• [WHAT THE TASK REQUIRES]: Could you restate the entries below word for word and leave the images out?

------ DATA RECORDS ------

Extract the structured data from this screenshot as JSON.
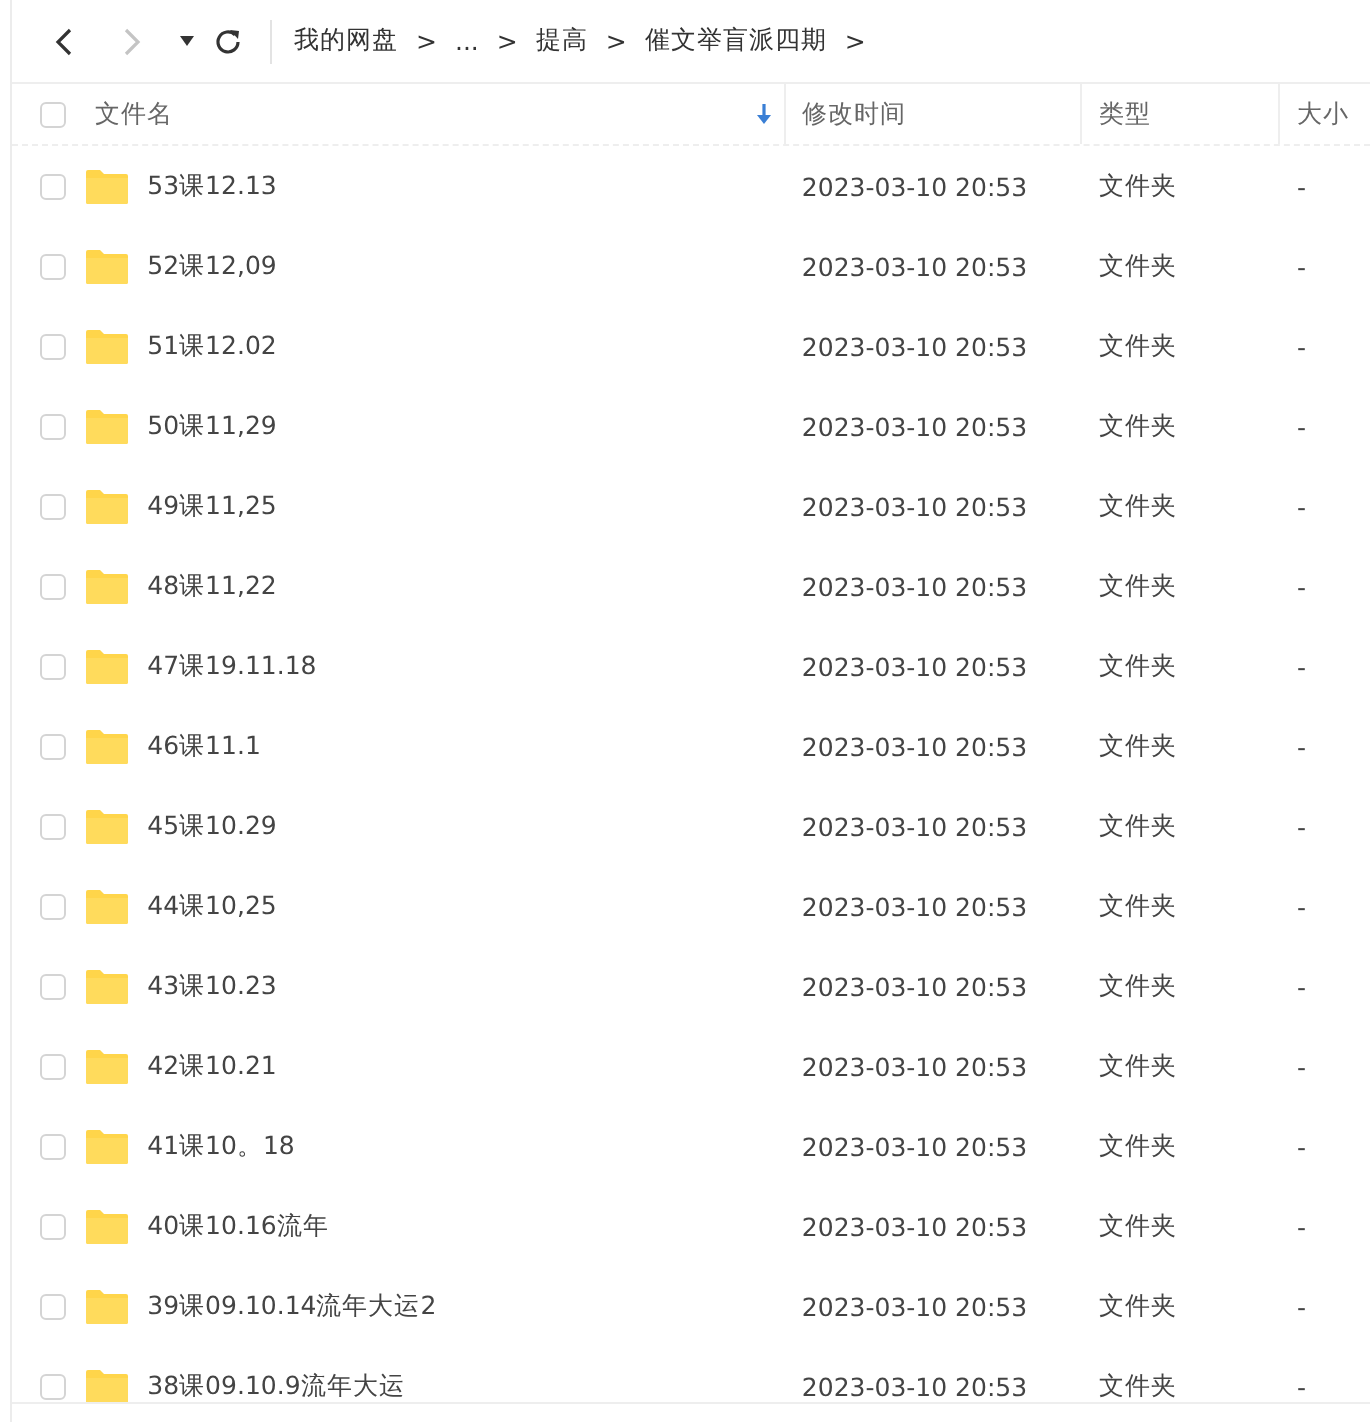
{
  "nav": {
    "back": {
      "disabled": false
    },
    "forward": {
      "disabled": true
    }
  },
  "breadcrumbs": [
    {
      "label": "我的网盘"
    },
    {
      "label": "..."
    },
    {
      "label": "提高"
    },
    {
      "label": "催文举盲派四期"
    }
  ],
  "breadcrumb_separator": ">",
  "header": {
    "checked": false,
    "columns": [
      {
        "label": "文件名",
        "sorted": true
      },
      {
        "label": "修改时间",
        "sorted": false
      },
      {
        "label": "类型",
        "sorted": false
      },
      {
        "label": "大小",
        "sorted": false
      }
    ]
  },
  "rows": [
    {
      "name": "53课12.13",
      "modified": "2023-03-10 20:53",
      "type": "文件夹",
      "size": "-",
      "checked": false
    },
    {
      "name": "52课12,09",
      "modified": "2023-03-10 20:53",
      "type": "文件夹",
      "size": "-",
      "checked": false
    },
    {
      "name": "51课12.02",
      "modified": "2023-03-10 20:53",
      "type": "文件夹",
      "size": "-",
      "checked": false
    },
    {
      "name": "50课11,29",
      "modified": "2023-03-10 20:53",
      "type": "文件夹",
      "size": "-",
      "checked": false
    },
    {
      "name": "49课11,25",
      "modified": "2023-03-10 20:53",
      "type": "文件夹",
      "size": "-",
      "checked": false
    },
    {
      "name": "48课11,22",
      "modified": "2023-03-10 20:53",
      "type": "文件夹",
      "size": "-",
      "checked": false
    },
    {
      "name": "47课19.11.18",
      "modified": "2023-03-10 20:53",
      "type": "文件夹",
      "size": "-",
      "checked": false
    },
    {
      "name": "46课11.1",
      "modified": "2023-03-10 20:53",
      "type": "文件夹",
      "size": "-",
      "checked": false
    },
    {
      "name": "45课10.29",
      "modified": "2023-03-10 20:53",
      "type": "文件夹",
      "size": "-",
      "checked": false
    },
    {
      "name": "44课10,25",
      "modified": "2023-03-10 20:53",
      "type": "文件夹",
      "size": "-",
      "checked": false
    },
    {
      "name": "43课10.23",
      "modified": "2023-03-10 20:53",
      "type": "文件夹",
      "size": "-",
      "checked": false
    },
    {
      "name": "42课10.21",
      "modified": "2023-03-10 20:53",
      "type": "文件夹",
      "size": "-",
      "checked": false
    },
    {
      "name": "41课10。18",
      "modified": "2023-03-10 20:53",
      "type": "文件夹",
      "size": "-",
      "checked": false
    },
    {
      "name": "40课10.16流年",
      "modified": "2023-03-10 20:53",
      "type": "文件夹",
      "size": "-",
      "checked": false
    },
    {
      "name": "39课09.10.14流年大运2",
      "modified": "2023-03-10 20:53",
      "type": "文件夹",
      "size": "-",
      "checked": false
    },
    {
      "name": "38课09.10.9流年大运",
      "modified": "2023-03-10 20:53",
      "type": "文件夹",
      "size": "-",
      "checked": false
    }
  ]
}
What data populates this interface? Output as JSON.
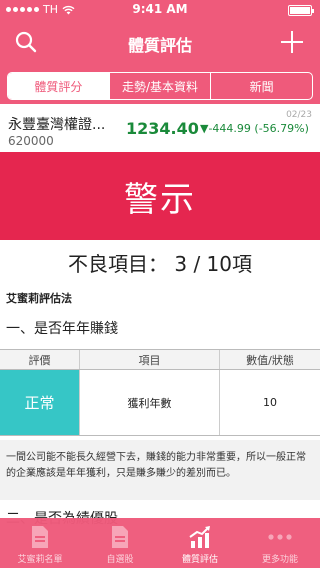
{
  "status_bar": {
    "carrier": "TH",
    "time": "9:41 AM"
  },
  "navbar": {
    "title": "體質評估"
  },
  "tabs": [
    {
      "label": "體質評分",
      "active": true
    },
    {
      "label": "走勢/基本資料",
      "active": false
    },
    {
      "label": "新聞",
      "active": false
    }
  ],
  "stock": {
    "name": "永豐臺灣權證...",
    "code": "620000",
    "price": "1234.40",
    "change": "▼-444.99 (-56.79%)",
    "date": "02/23"
  },
  "warning": {
    "label": "警示"
  },
  "summary": {
    "bad_items": "不良項目： 3 / 10項"
  },
  "method": {
    "title": "艾蜜莉評估法"
  },
  "section1": {
    "title": "一、是否年年賺錢"
  },
  "table": {
    "headers": [
      "評價",
      "項目",
      "數值/狀態"
    ],
    "rows": [
      {
        "rating": "正常",
        "item": "獲利年數",
        "value": "10"
      }
    ]
  },
  "note": {
    "text": "一間公司能不能長久經營下去，賺錢的能力非常重要，所以一般正常的企業應該是年年獲利，只是賺多賺少的差別而已。"
  },
  "section2": {
    "title": "二、是否為績優股"
  },
  "tabbar": [
    {
      "label": "艾蜜莉名單",
      "icon": "document-icon",
      "active": false
    },
    {
      "label": "自選股",
      "icon": "document-icon",
      "active": false
    },
    {
      "label": "體質評估",
      "icon": "chart-icon",
      "active": true
    },
    {
      "label": "更多功能",
      "icon": "more-icon",
      "active": false
    }
  ],
  "colors": {
    "primary": "#ef5a7b",
    "warning": "#e5264f",
    "normal": "#36c6c6",
    "down": "#1a8a3a"
  }
}
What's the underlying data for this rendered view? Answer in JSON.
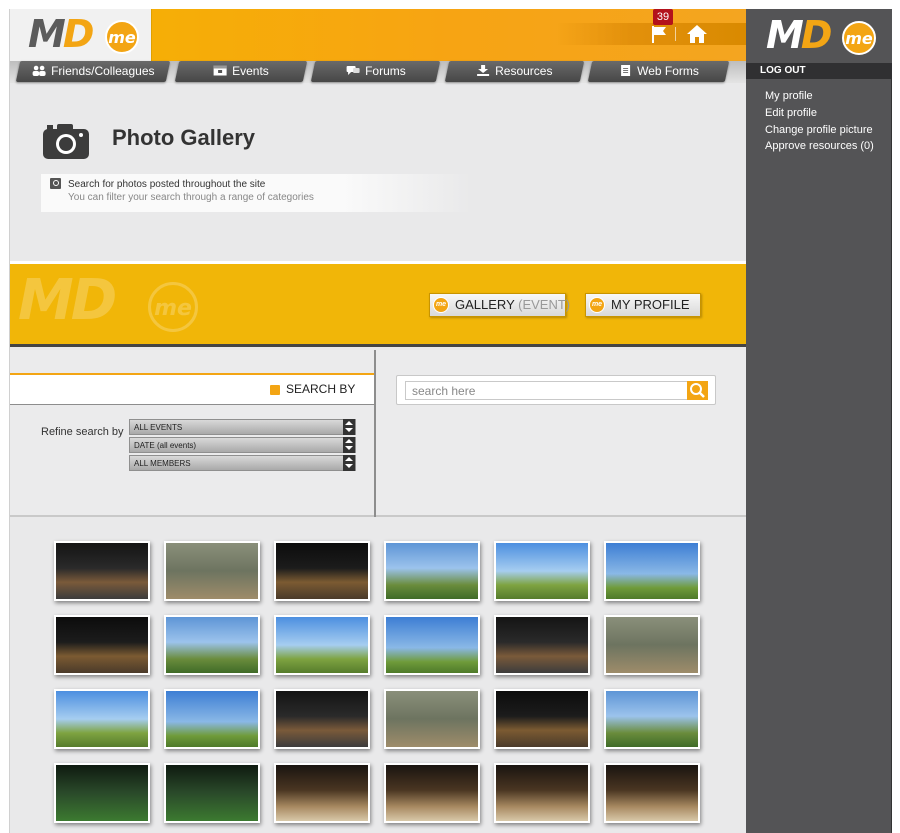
{
  "logo": {
    "text_m": "M",
    "text_d": "D",
    "badge": "me"
  },
  "header": {
    "notification_count": "39",
    "colors": {
      "accent": "#f3a514",
      "band": "#f1b608",
      "sidebar": "#545456"
    }
  },
  "nav": {
    "tabs": [
      {
        "label": "Friends/Colleagues",
        "icon": "people-icon"
      },
      {
        "label": "Events",
        "icon": "calendar-icon"
      },
      {
        "label": "Forums",
        "icon": "chat-icon"
      },
      {
        "label": "Resources",
        "icon": "download-icon"
      },
      {
        "label": "Web Forms",
        "icon": "document-icon"
      }
    ]
  },
  "page": {
    "title": "Photo Gallery",
    "hint_line1": "Search for photos posted throughout the site",
    "hint_line2": "You can filter your search through a range of categories"
  },
  "band": {
    "gallery_label": "GALLERY",
    "gallery_sub": "(EVENT)",
    "profile_label": "MY PROFILE"
  },
  "search": {
    "search_by_label": "SEARCH BY",
    "refine_label": "Refine search by",
    "selects": [
      "ALL EVENTS",
      "DATE (all events)",
      "ALL MEMBERS"
    ],
    "placeholder": "search here"
  },
  "gallery": {
    "rows": 4,
    "columns": 6
  },
  "sidebar": {
    "logout_label": "LOG OUT",
    "links": [
      "My profile",
      "Edit profile",
      "Change profile picture",
      "Approve resources (0)"
    ]
  }
}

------

• [RESPONSE]:
Extract the structured data from this screenshot as JSON.
{
  "nav": {
    "back": {
      "disabled": false
    },
    "forward": {
      "disabled": true
    }
  },
  "breadcrumbs": [
    {
      "label": "我的网盘"
    },
    {
      "label": "..."
    },
    {
      "label": "提高"
    },
    {
      "label": "催文举盲派四期"
    }
  ],
  "breadcrumb_separator": ">",
  "header": {
    "checked": false,
    "columns": [
      {
        "label": "文件名",
        "sorted": true
      },
      {
        "label": "修改时间",
        "sorted": false
      },
      {
        "label": "类型",
        "sorted": false
      },
      {
        "label": "大小",
        "sorted": false
      }
    ]
  },
  "rows": [
    {
      "name": "53课12.13",
      "modified": "2023-03-10 20:53",
      "type": "文件夹",
      "size": "-",
      "checked": false
    },
    {
      "name": "52课12,09",
      "modified": "2023-03-10 20:53",
      "type": "文件夹",
      "size": "-",
      "checked": false
    },
    {
      "name": "51课12.02",
      "modified": "2023-03-10 20:53",
      "type": "文件夹",
      "size": "-",
      "checked": false
    },
    {
      "name": "50课11,29",
      "modified": "2023-03-10 20:53",
      "type": "文件夹",
      "size": "-",
      "checked": false
    },
    {
      "name": "49课11,25",
      "modified": "2023-03-10 20:53",
      "type": "文件夹",
      "size": "-",
      "checked": false
    },
    {
      "name": "48课11,22",
      "modified": "2023-03-10 20:53",
      "type": "文件夹",
      "size": "-",
      "checked": false
    },
    {
      "name": "47课19.11.18",
      "modified": "2023-03-10 20:53",
      "type": "文件夹",
      "size": "-",
      "checked": false
    },
    {
      "name": "46课11.1",
      "modified": "2023-03-10 20:53",
      "type": "文件夹",
      "size": "-",
      "checked": false
    },
    {
      "name": "45课10.29",
      "modified": "2023-03-10 20:53",
      "type": "文件夹",
      "size": "-",
      "checked": false
    },
    {
      "name": "44课10,25",
      "modified": "2023-03-10 20:53",
      "type": "文件夹",
      "size": "-",
      "checked": false
    },
    {
      "name": "43课10.23",
      "modified": "2023-03-10 20:53",
      "type": "文件夹",
      "size": "-",
      "checked": false
    },
    {
      "name": "42课10.21",
      "modified": "2023-03-10 20:53",
      "type": "文件夹",
      "size": "-",
      "checked": false
    },
    {
      "name": "41课10。18",
      "modified": "2023-03-10 20:53",
      "type": "文件夹",
      "size": "-",
      "checked": false
    },
    {
      "name": "40课10.16流年",
      "modified": "2023-03-10 20:53",
      "type": "文件夹",
      "size": "-",
      "checked": false
    },
    {
      "name": "39课09.10.14流年大运2",
      "modified": "2023-03-10 20:53",
      "type": "文件夹",
      "size": "-",
      "checked": false
    },
    {
      "name": "38课09.10.9流年大运",
      "modified": "2023-03-10 20:53",
      "type": "文件夹",
      "size": "-",
      "checked": false
    }
  ]
}
What data populates this interface? Output as JSON.
{
  "status_bar": {
    "carrier": "TH",
    "time": "9:41 AM"
  },
  "navbar": {
    "title": "體質評估"
  },
  "tabs": [
    {
      "label": "體質評分",
      "active": true
    },
    {
      "label": "走勢/基本資料",
      "active": false
    },
    {
      "label": "新聞",
      "active": false
    }
  ],
  "stock": {
    "name": "永豐臺灣權證...",
    "code": "620000",
    "price": "1234.40",
    "change": "▼-444.99 (-56.79%)",
    "date": "02/23"
  },
  "warning": {
    "label": "警示"
  },
  "summary": {
    "bad_items": "不良項目： 3 / 10項"
  },
  "method": {
    "title": "艾蜜莉評估法"
  },
  "section1": {
    "title": "一、是否年年賺錢"
  },
  "table": {
    "headers": [
      "評價",
      "項目",
      "數值/狀態"
    ],
    "rows": [
      {
        "rating": "正常",
        "item": "獲利年數",
        "value": "10"
      }
    ]
  },
  "note": {
    "text": "一間公司能不能長久經營下去，賺錢的能力非常重要，所以一般正常的企業應該是年年獲利，只是賺多賺少的差別而已。"
  },
  "section2": {
    "title": "二、是否為績優股"
  },
  "tabbar": [
    {
      "label": "艾蜜莉名單",
      "icon": "document-icon",
      "active": false
    },
    {
      "label": "自選股",
      "icon": "document-icon",
      "active": false
    },
    {
      "label": "體質評估",
      "icon": "chart-icon",
      "active": true
    },
    {
      "label": "更多功能",
      "icon": "more-icon",
      "active": false
    }
  ],
  "colors": {
    "primary": "#ef5a7b",
    "warning": "#e5264f",
    "normal": "#36c6c6",
    "down": "#1a8a3a"
  }
}
What's the underlying data for this rendered view? Answer in JSON.
{
  "logo": {
    "text_m": "M",
    "text_d": "D",
    "badge": "me"
  },
  "header": {
    "notification_count": "39",
    "colors": {
      "accent": "#f3a514",
      "band": "#f1b608",
      "sidebar": "#545456"
    }
  },
  "nav": {
    "tabs": [
      {
        "label": "Friends/Colleagues",
        "icon": "people-icon"
      },
      {
        "label": "Events",
        "icon": "calendar-icon"
      },
      {
        "label": "Forums",
        "icon": "chat-icon"
      },
      {
        "label": "Resources",
        "icon": "download-icon"
      },
      {
        "label": "Web Forms",
        "icon": "document-icon"
      }
    ]
  },
  "page": {
    "title": "Photo Gallery",
    "hint_line1": "Search for photos posted throughout the site",
    "hint_line2": "You can filter your search through a range of categories"
  },
  "band": {
    "gallery_label": "GALLERY",
    "gallery_sub": "(EVENT)",
    "profile_label": "MY PROFILE"
  },
  "search": {
    "search_by_label": "SEARCH BY",
    "refine_label": "Refine search by",
    "selects": [
      "ALL EVENTS",
      "DATE (all events)",
      "ALL MEMBERS"
    ],
    "placeholder": "search here"
  },
  "gallery": {
    "rows": 4,
    "columns": 6
  },
  "sidebar": {
    "logout_label": "LOG OUT",
    "links": [
      "My profile",
      "Edit profile",
      "Change profile picture",
      "Approve resources (0)"
    ]
  }
}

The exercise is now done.